**ACTIVITY**
Which lines of the data contain the string "this"? Show each of them.

(Excerpts from an interface dataset)
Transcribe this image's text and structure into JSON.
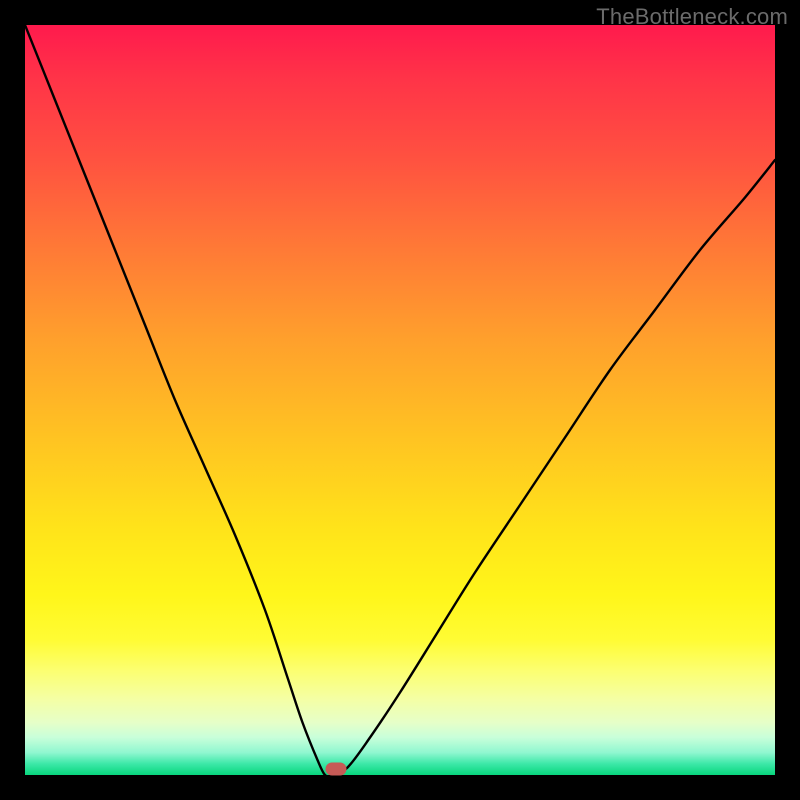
{
  "watermark": "TheBottleneck.com",
  "chart_data": {
    "type": "line",
    "title": "",
    "xlabel": "",
    "ylabel": "",
    "xlim": [
      0,
      100
    ],
    "ylim": [
      0,
      100
    ],
    "grid": false,
    "legend": false,
    "description": "Bottleneck curve on a red-to-green vertical gradient. A single black curve descends steeply from the upper-left to a minimum near x≈40 (touching the green baseline), then rises with diminishing slope toward the upper-right. A small rounded marker sits at the minimum.",
    "series": [
      {
        "name": "bottleneck-curve",
        "color": "#000000",
        "x": [
          0,
          4,
          8,
          12,
          16,
          20,
          24,
          28,
          32,
          35,
          37,
          39,
          40,
          41,
          43,
          46,
          50,
          55,
          60,
          66,
          72,
          78,
          84,
          90,
          96,
          100
        ],
        "y": [
          100,
          90,
          80,
          70,
          60,
          50,
          41,
          32,
          22,
          13,
          7,
          2,
          0,
          0,
          1,
          5,
          11,
          19,
          27,
          36,
          45,
          54,
          62,
          70,
          77,
          82
        ]
      }
    ],
    "marker": {
      "x": 41.5,
      "y": 0.8,
      "color": "#c65a56"
    },
    "gradient_stops": [
      {
        "pos": 0,
        "color": "#ff1a4d"
      },
      {
        "pos": 0.3,
        "color": "#ff7a36"
      },
      {
        "pos": 0.67,
        "color": "#ffe31a"
      },
      {
        "pos": 0.9,
        "color": "#f4ffa6"
      },
      {
        "pos": 1.0,
        "color": "#08d67d"
      }
    ]
  }
}
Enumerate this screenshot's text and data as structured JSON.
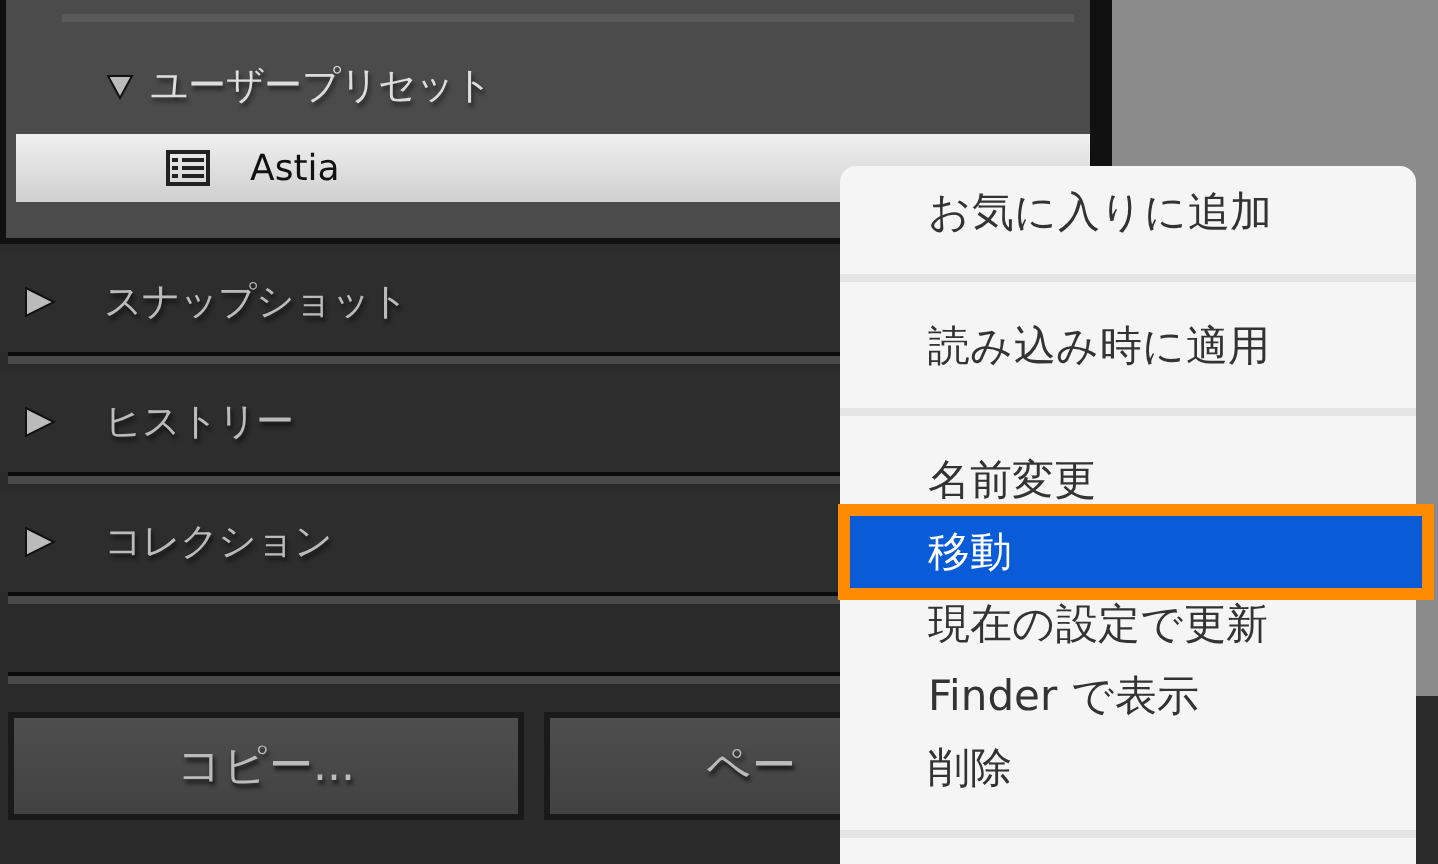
{
  "presets": {
    "group": {
      "label": "ユーザープリセット",
      "expanded": true,
      "items": [
        {
          "label": "Astia",
          "selected": true
        }
      ]
    }
  },
  "sections": [
    {
      "label": "スナップショット",
      "expanded": false
    },
    {
      "label": "ヒストリー",
      "expanded": false
    },
    {
      "label": "コレクション",
      "expanded": false
    }
  ],
  "buttons": [
    "コピー...",
    "ペー"
  ],
  "context_menu": {
    "groups": [
      [
        {
          "label": "お気に入りに追加",
          "selected": false
        }
      ],
      [
        {
          "label": "読み込み時に適用",
          "selected": false
        }
      ],
      [
        {
          "label": "名前変更",
          "selected": false
        },
        {
          "label": "移動",
          "selected": true
        },
        {
          "label": "現在の設定で更新",
          "selected": false
        },
        {
          "label": "Finder で表示",
          "selected": false
        },
        {
          "label": "削除",
          "selected": false
        }
      ]
    ]
  }
}
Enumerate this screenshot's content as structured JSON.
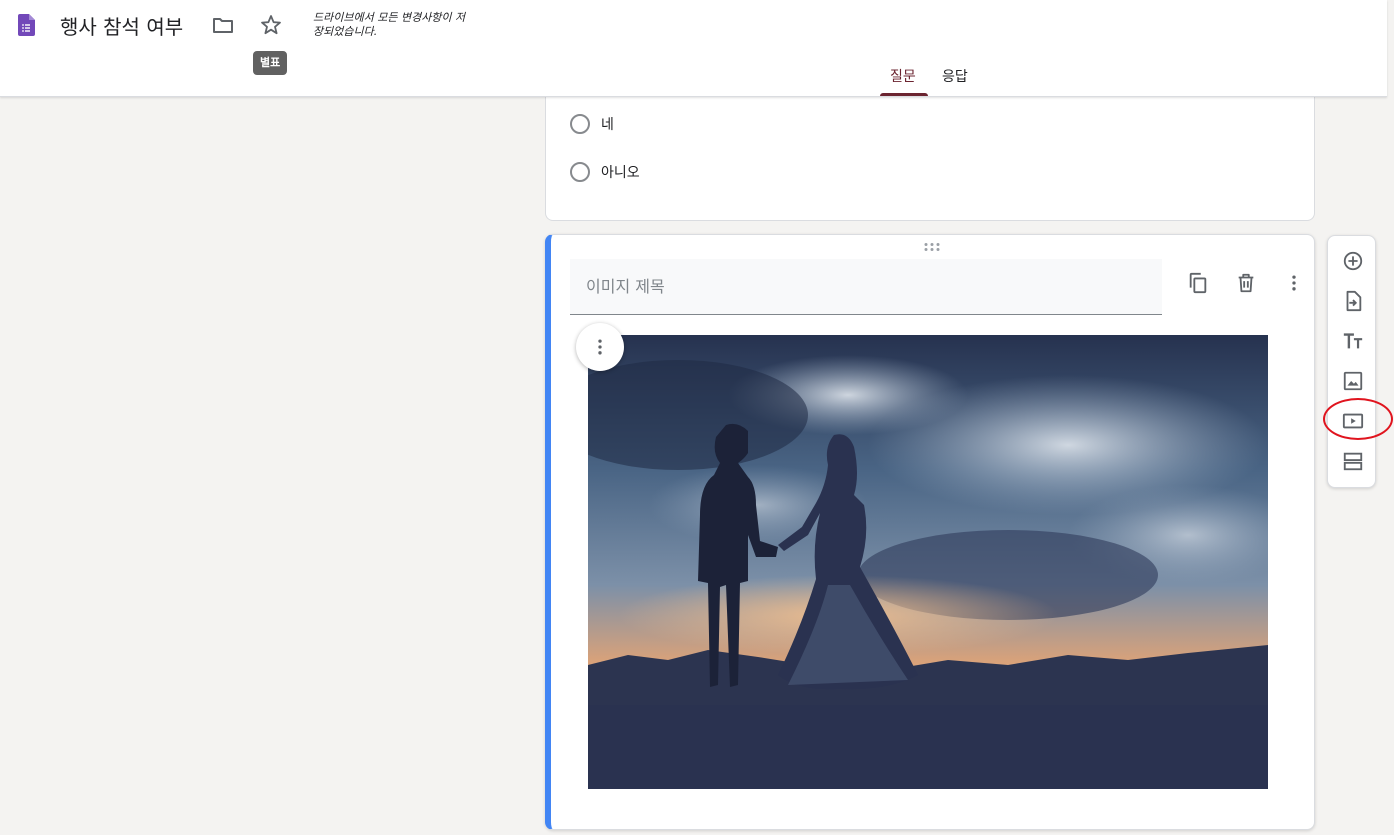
{
  "header": {
    "doc_title": "행사 참석 여부",
    "save_status": "드라이브에서 모든 변경사항이 저장되었습니다.",
    "tooltip": "별표",
    "tabs": [
      {
        "label": "질문",
        "active": true
      },
      {
        "label": "응답",
        "active": false
      }
    ],
    "icons": [
      "forms-logo-icon",
      "folder-icon",
      "star-icon"
    ]
  },
  "question_options": [
    {
      "label": "네"
    },
    {
      "label": "아니오"
    }
  ],
  "image_item": {
    "title_placeholder": "이미지 제목",
    "title_value": "",
    "tools": [
      "duplicate-icon",
      "delete-icon",
      "more-vert-icon"
    ],
    "image_description_icon": "couple-silhouette-sunset-image"
  },
  "side_toolbar": {
    "buttons": [
      {
        "name": "add-question",
        "icon": "add-circle-icon"
      },
      {
        "name": "import-questions",
        "icon": "import-icon"
      },
      {
        "name": "add-title",
        "icon": "title-tt-icon"
      },
      {
        "name": "add-image",
        "icon": "image-icon"
      },
      {
        "name": "add-video",
        "icon": "video-icon",
        "highlighted": true
      },
      {
        "name": "add-section",
        "icon": "section-icon"
      }
    ]
  },
  "colors": {
    "accent": "#6b2430",
    "focus_bar": "#4285f4",
    "highlight": "#e0141e",
    "background": "#f4f3f1"
  }
}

**WRITTEN SOLUTION**
Transcribe this image's text and structure into JSON.
Enumerate this screenshot's text and data as structured JSON.
Enumerate this screenshot's content as structured JSON.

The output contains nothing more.